Action item:
Scan the listing below and copy each line holding the word "true".

= = = =

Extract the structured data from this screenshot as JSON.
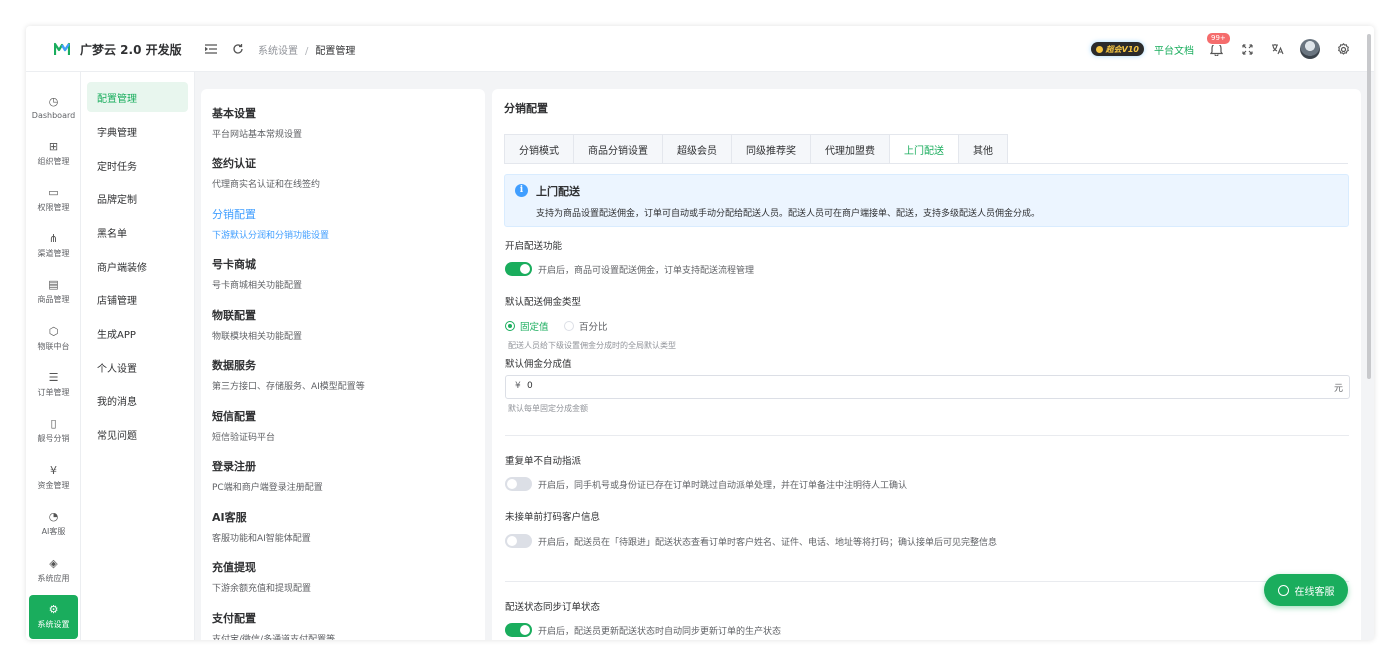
{
  "app": {
    "brand": "广梦云 2.0 开发版"
  },
  "header": {
    "breadcrumb": [
      "系统设置",
      "配置管理"
    ],
    "vip_label": "超会V10",
    "docs_link": "平台文档",
    "notification_count": "99+"
  },
  "rail": {
    "items": [
      {
        "label": "Dashboard",
        "icon": "dashboard-icon"
      },
      {
        "label": "组织管理",
        "icon": "grid-icon"
      },
      {
        "label": "权限管理",
        "icon": "monitor-icon"
      },
      {
        "label": "渠道管理",
        "icon": "network-icon"
      },
      {
        "label": "商品管理",
        "icon": "shop-icon"
      },
      {
        "label": "物联中台",
        "icon": "cube-icon"
      },
      {
        "label": "订单管理",
        "icon": "list-icon"
      },
      {
        "label": "靓号分销",
        "icon": "phone-icon"
      },
      {
        "label": "资金管理",
        "icon": "money-icon"
      },
      {
        "label": "AI客服",
        "icon": "ai-icon"
      },
      {
        "label": "系统应用",
        "icon": "package-icon"
      },
      {
        "label": "系统设置",
        "icon": "settings-icon",
        "active": true
      }
    ]
  },
  "submenu": {
    "items": [
      "配置管理",
      "字典管理",
      "定时任务",
      "品牌定制",
      "黑名单",
      "商户端装修",
      "店铺管理",
      "生成APP",
      "个人设置",
      "我的消息",
      "常见问题"
    ],
    "active_index": 0
  },
  "config_list": [
    {
      "title": "基本设置",
      "desc": "平台网站基本常规设置"
    },
    {
      "title": "签约认证",
      "desc": "代理商实名认证和在线签约"
    },
    {
      "title": "分销配置",
      "desc": "下游默认分润和分销功能设置",
      "active": true
    },
    {
      "title": "号卡商城",
      "desc": "号卡商城相关功能配置"
    },
    {
      "title": "物联配置",
      "desc": "物联模块相关功能配置"
    },
    {
      "title": "数据服务",
      "desc": "第三方接口、存储服务、AI模型配置等"
    },
    {
      "title": "短信配置",
      "desc": "短信验证码平台"
    },
    {
      "title": "登录注册",
      "desc": "PC端和商户端登录注册配置"
    },
    {
      "title": "AI客服",
      "desc": "客服功能和AI智能体配置"
    },
    {
      "title": "充值提现",
      "desc": "下游余额充值和提现配置"
    },
    {
      "title": "支付配置",
      "desc": "支付宝/微信/多通道支付配置等"
    }
  ],
  "main": {
    "title": "分销配置",
    "tabs": [
      "分销模式",
      "商品分销设置",
      "超级会员",
      "同级推荐奖",
      "代理加盟费",
      "上门配送",
      "其他"
    ],
    "active_tab": 5,
    "alert": {
      "title": "上门配送",
      "desc": "支持为商品设置配送佣金，订单可自动或手动分配给配送人员。配送人员可在商户端接单、配送，支持多级配送人员佣金分成。"
    },
    "enable_delivery": {
      "label": "开启配送功能",
      "on": true,
      "hint": "开启后，商品可设置配送佣金，订单支持配送流程管理"
    },
    "commission_type": {
      "label": "默认配送佣金类型",
      "options": [
        "固定值",
        "百分比"
      ],
      "selected": 0,
      "hint": "配送人员给下级设置佣金分成时的全局默认类型"
    },
    "commission_value": {
      "label": "默认佣金分成值",
      "prefix": "¥",
      "value": "0",
      "suffix": "元",
      "hint": "默认每单固定分成金额"
    },
    "no_auto_dispatch": {
      "label": "重复单不自动指派",
      "on": false,
      "hint": "开启后，同手机号或身份证已存在订单时跳过自动派单处理，并在订单备注中注明待人工确认"
    },
    "mask_customer": {
      "label": "未接单前打码客户信息",
      "on": false,
      "hint": "开启后，配送员在「待跟进」配送状态查看订单时客户姓名、证件、电话、地址等将打码；确认接单后可见完整信息"
    },
    "sync_status": {
      "label": "配送状态同步订单状态",
      "on": true,
      "hint": "开启后，配送员更新配送状态时自动同步更新订单的生产状态"
    }
  },
  "chat_button": "在线客服",
  "colors": {
    "primary": "#1aad5d",
    "link": "#409eff",
    "danger": "#f56c6c"
  }
}
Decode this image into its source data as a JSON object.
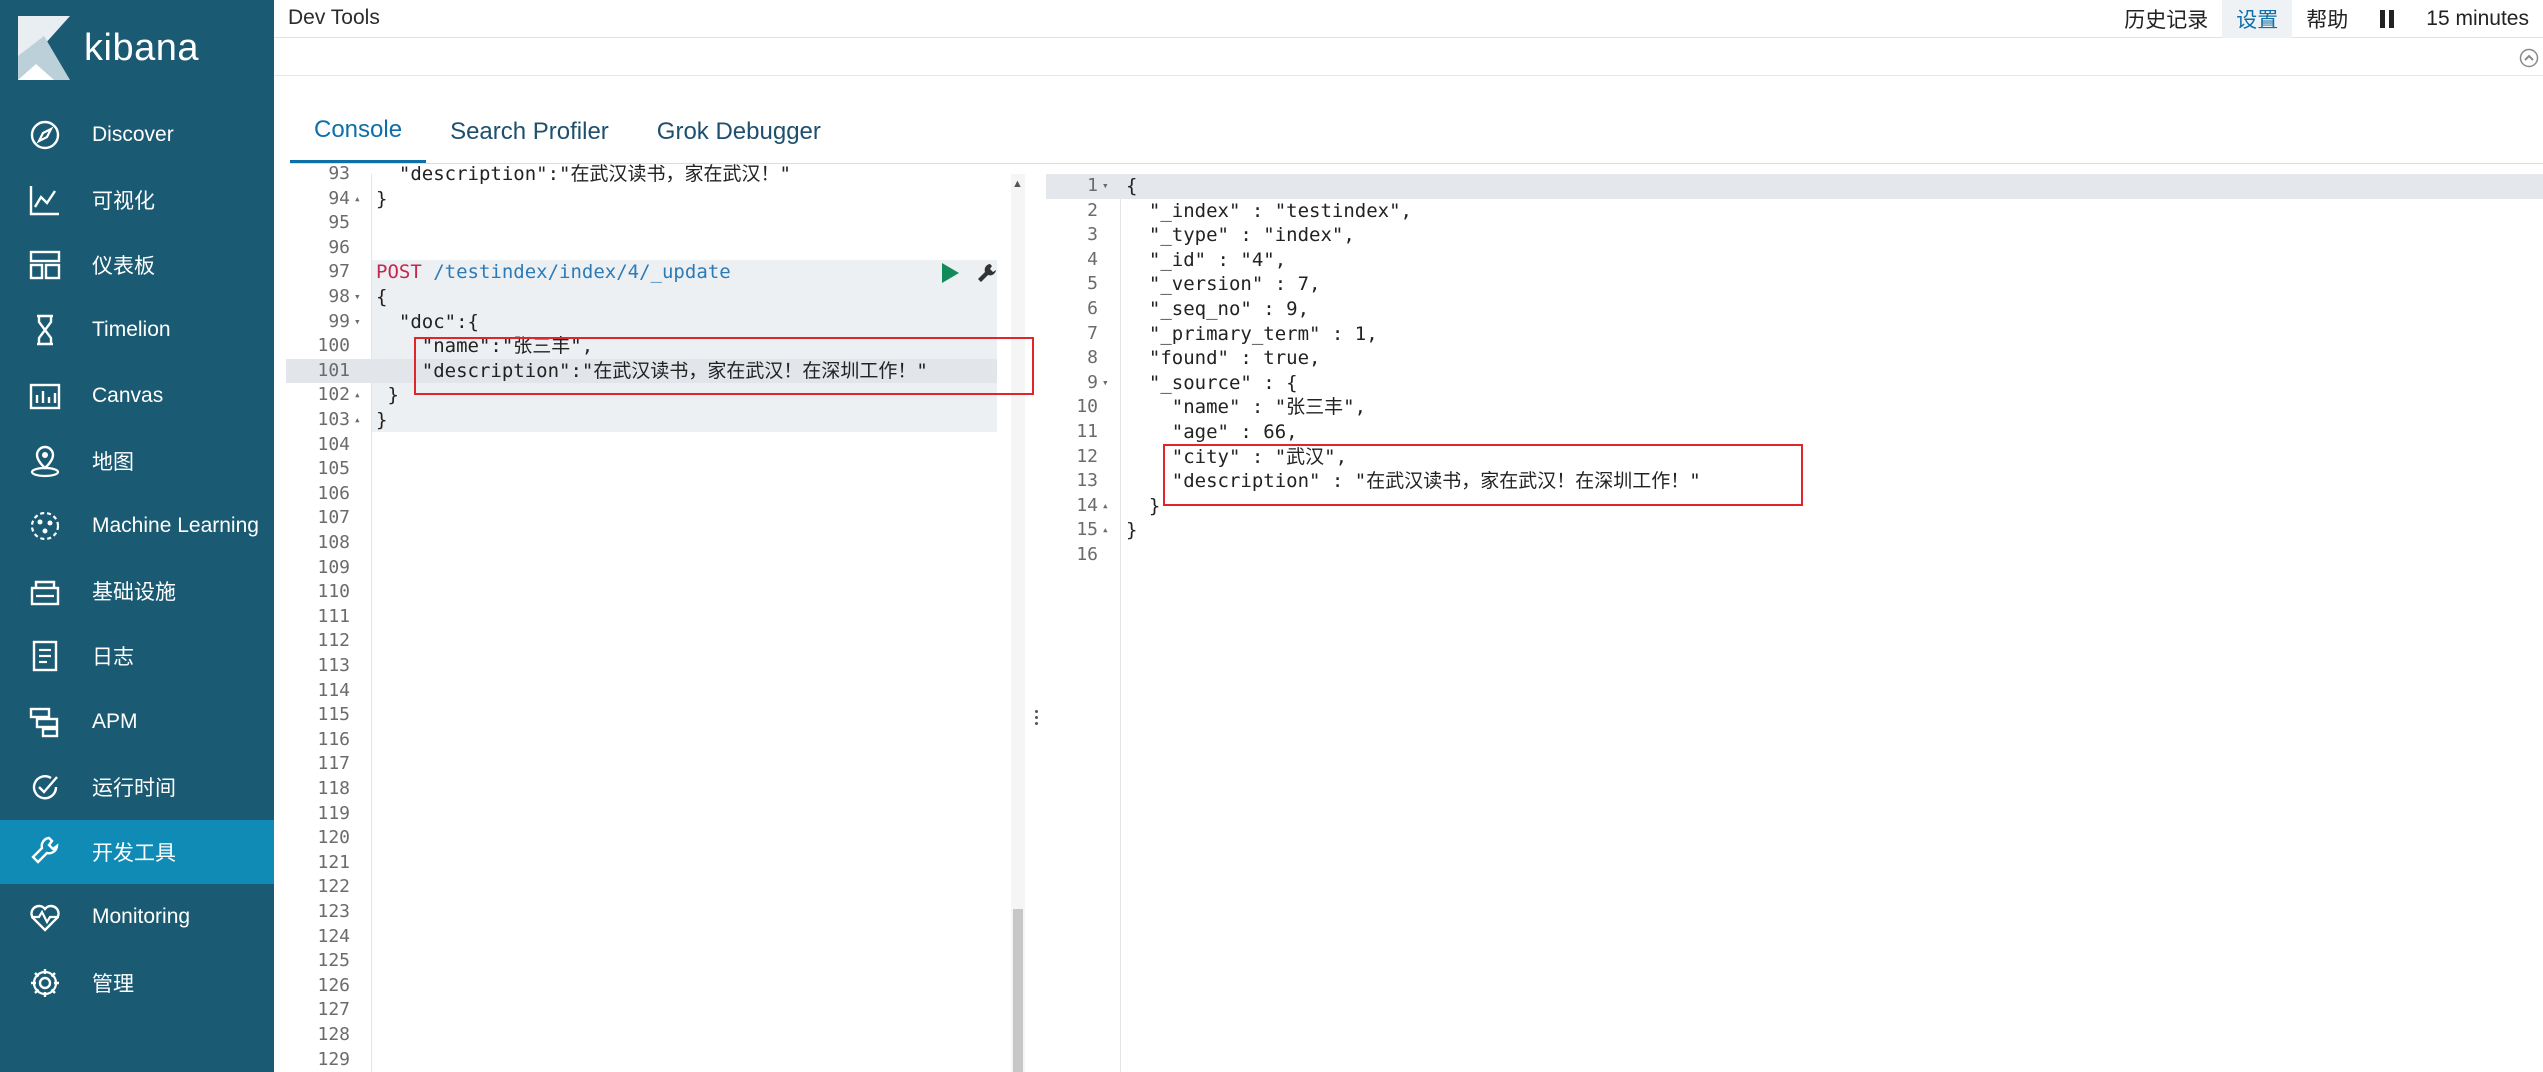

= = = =

Answer to this problem:
        "active": true
      "active": true
      "on": true,
      "on": true,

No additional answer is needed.